| Work required |
Please report each line of the data below that contains "into".

| Information supplied |
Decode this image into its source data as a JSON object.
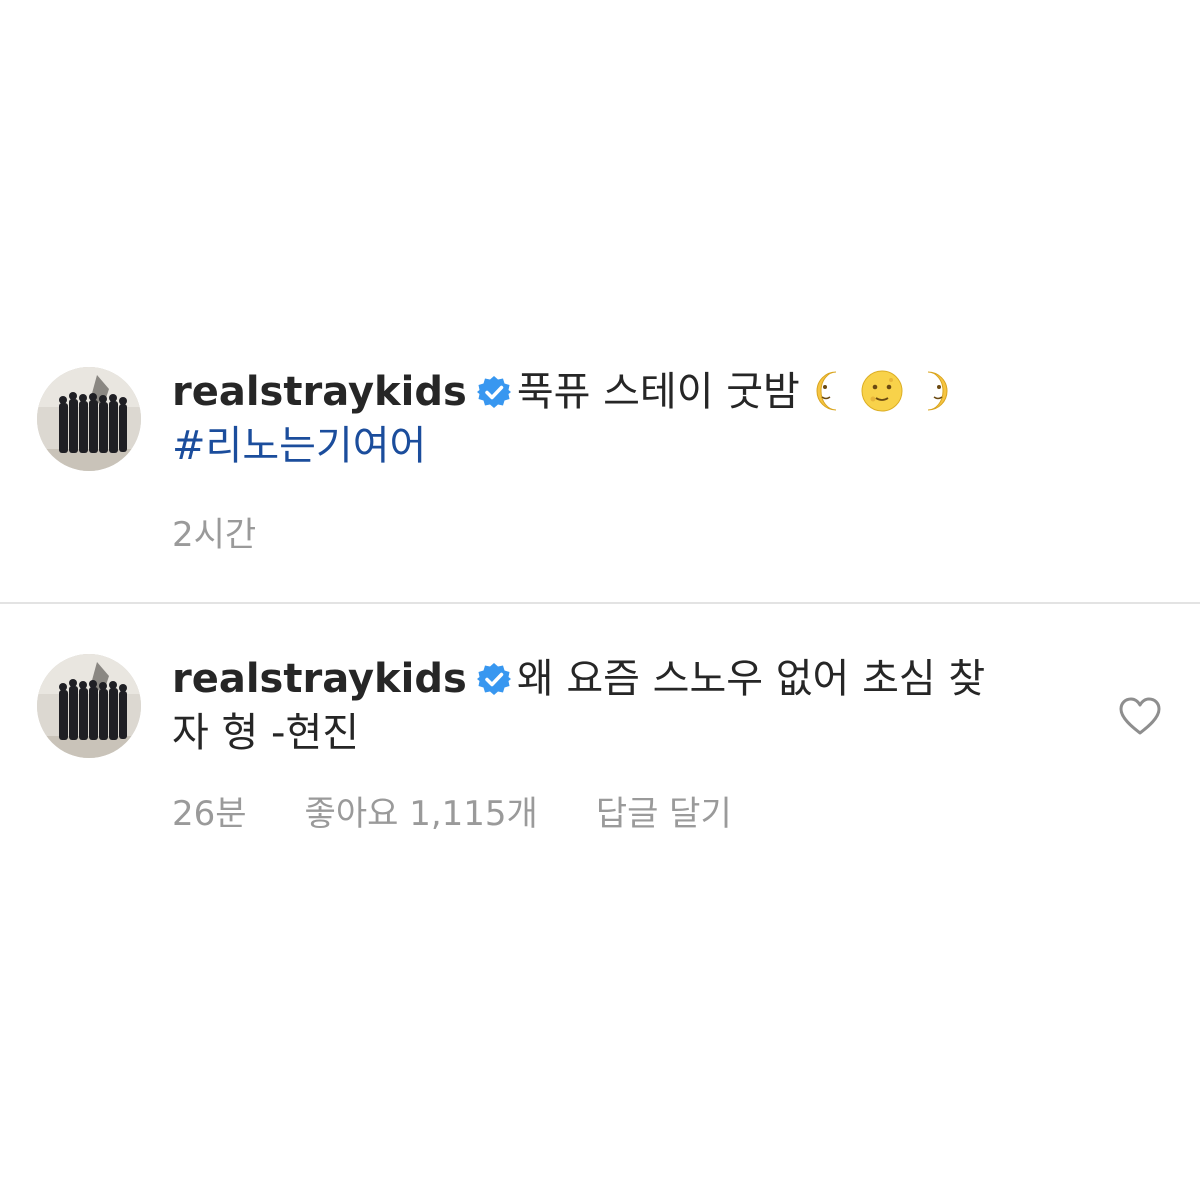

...

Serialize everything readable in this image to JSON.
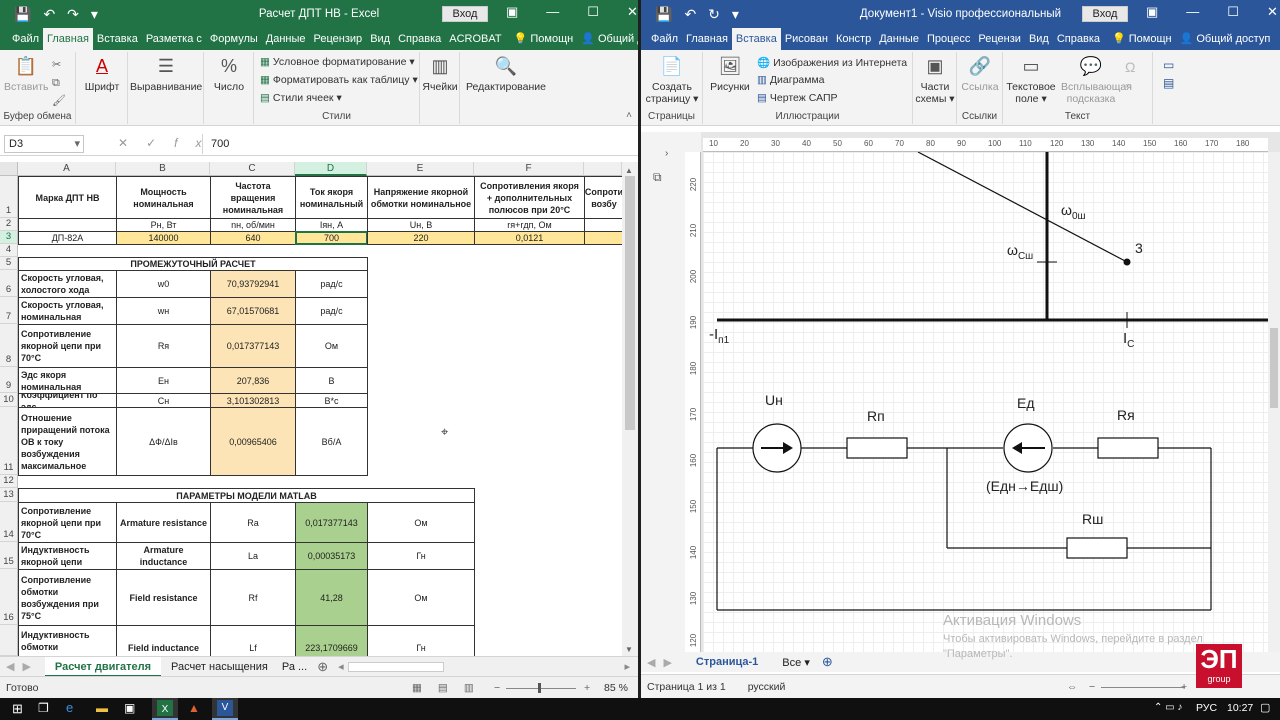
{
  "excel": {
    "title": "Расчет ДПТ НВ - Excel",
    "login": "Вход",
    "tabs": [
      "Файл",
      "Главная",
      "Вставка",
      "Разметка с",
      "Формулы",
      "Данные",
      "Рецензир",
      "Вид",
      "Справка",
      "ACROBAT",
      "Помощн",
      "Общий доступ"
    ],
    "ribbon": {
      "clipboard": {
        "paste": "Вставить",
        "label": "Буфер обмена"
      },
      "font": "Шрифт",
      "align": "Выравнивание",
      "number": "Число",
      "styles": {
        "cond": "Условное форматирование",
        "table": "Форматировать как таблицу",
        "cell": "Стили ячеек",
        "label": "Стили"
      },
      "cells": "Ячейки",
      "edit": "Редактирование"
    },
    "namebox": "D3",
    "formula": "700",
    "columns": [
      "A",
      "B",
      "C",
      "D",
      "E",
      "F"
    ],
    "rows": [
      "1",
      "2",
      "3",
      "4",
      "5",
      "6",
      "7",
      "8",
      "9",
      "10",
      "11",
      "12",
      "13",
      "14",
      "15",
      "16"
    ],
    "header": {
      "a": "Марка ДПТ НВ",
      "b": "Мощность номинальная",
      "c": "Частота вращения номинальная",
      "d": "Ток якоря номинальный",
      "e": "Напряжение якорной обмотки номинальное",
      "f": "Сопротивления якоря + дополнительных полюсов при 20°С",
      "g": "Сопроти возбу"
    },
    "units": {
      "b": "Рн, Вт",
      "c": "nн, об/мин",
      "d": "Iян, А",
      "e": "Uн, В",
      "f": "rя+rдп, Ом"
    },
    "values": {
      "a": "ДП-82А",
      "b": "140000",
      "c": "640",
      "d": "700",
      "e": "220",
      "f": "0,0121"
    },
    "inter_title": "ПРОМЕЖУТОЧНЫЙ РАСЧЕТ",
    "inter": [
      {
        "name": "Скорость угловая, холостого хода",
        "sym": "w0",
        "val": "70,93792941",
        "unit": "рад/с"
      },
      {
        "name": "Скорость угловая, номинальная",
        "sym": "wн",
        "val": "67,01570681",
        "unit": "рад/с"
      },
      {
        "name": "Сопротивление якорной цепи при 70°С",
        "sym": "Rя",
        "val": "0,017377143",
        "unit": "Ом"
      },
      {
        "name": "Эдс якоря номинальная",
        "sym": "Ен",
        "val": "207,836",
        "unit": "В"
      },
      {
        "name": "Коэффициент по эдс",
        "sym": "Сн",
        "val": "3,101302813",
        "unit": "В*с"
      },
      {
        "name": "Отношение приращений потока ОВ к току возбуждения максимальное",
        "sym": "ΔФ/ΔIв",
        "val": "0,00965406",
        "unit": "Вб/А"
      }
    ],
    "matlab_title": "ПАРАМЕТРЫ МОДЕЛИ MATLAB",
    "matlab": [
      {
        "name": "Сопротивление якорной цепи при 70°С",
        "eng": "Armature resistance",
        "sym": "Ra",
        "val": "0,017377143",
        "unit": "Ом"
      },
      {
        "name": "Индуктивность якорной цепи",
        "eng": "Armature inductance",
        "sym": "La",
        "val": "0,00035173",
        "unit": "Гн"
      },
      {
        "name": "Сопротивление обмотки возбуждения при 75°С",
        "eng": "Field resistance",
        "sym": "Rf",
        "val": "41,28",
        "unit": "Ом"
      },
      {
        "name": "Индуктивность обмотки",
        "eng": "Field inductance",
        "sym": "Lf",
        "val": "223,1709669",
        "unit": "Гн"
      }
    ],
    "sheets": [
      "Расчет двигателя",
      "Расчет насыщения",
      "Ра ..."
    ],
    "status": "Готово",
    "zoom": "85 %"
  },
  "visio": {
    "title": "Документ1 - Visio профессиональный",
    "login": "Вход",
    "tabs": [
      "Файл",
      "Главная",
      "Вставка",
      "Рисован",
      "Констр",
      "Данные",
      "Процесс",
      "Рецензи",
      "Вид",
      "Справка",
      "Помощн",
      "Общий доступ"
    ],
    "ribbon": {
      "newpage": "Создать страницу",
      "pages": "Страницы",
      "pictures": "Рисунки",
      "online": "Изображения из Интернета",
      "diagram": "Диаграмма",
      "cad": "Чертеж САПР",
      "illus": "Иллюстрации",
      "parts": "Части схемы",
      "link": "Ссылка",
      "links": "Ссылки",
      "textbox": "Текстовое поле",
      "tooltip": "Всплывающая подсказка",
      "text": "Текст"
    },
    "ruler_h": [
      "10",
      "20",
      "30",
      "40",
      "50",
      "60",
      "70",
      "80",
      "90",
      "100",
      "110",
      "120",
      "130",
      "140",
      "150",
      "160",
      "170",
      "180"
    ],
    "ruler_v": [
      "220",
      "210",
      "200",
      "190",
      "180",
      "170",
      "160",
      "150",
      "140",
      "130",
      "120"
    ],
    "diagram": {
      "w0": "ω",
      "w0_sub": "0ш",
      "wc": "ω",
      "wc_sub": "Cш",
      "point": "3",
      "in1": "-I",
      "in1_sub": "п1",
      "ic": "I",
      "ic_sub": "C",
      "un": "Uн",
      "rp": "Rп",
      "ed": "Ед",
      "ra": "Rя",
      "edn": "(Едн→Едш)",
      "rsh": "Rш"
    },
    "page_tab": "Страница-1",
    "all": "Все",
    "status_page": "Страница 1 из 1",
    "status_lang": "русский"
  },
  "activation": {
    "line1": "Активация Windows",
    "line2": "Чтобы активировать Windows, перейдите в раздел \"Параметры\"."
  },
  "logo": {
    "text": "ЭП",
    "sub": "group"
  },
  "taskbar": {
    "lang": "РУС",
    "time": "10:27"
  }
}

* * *

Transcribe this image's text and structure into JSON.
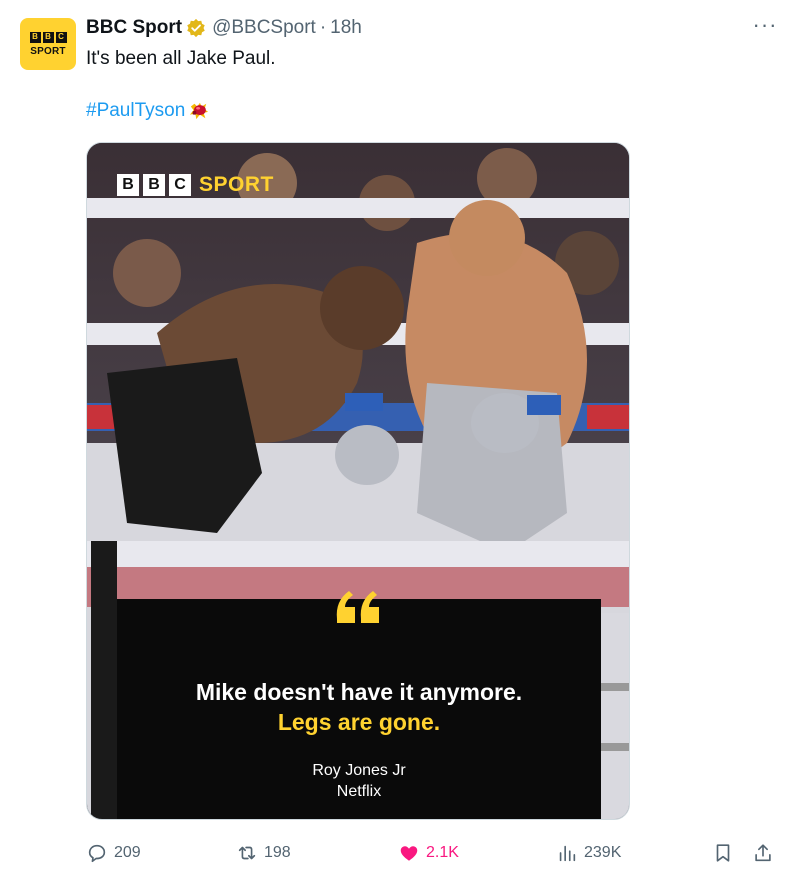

| Written answer |
Decode this image into its source data as a JSON object.
Transcribe this image's text and structure into JSON.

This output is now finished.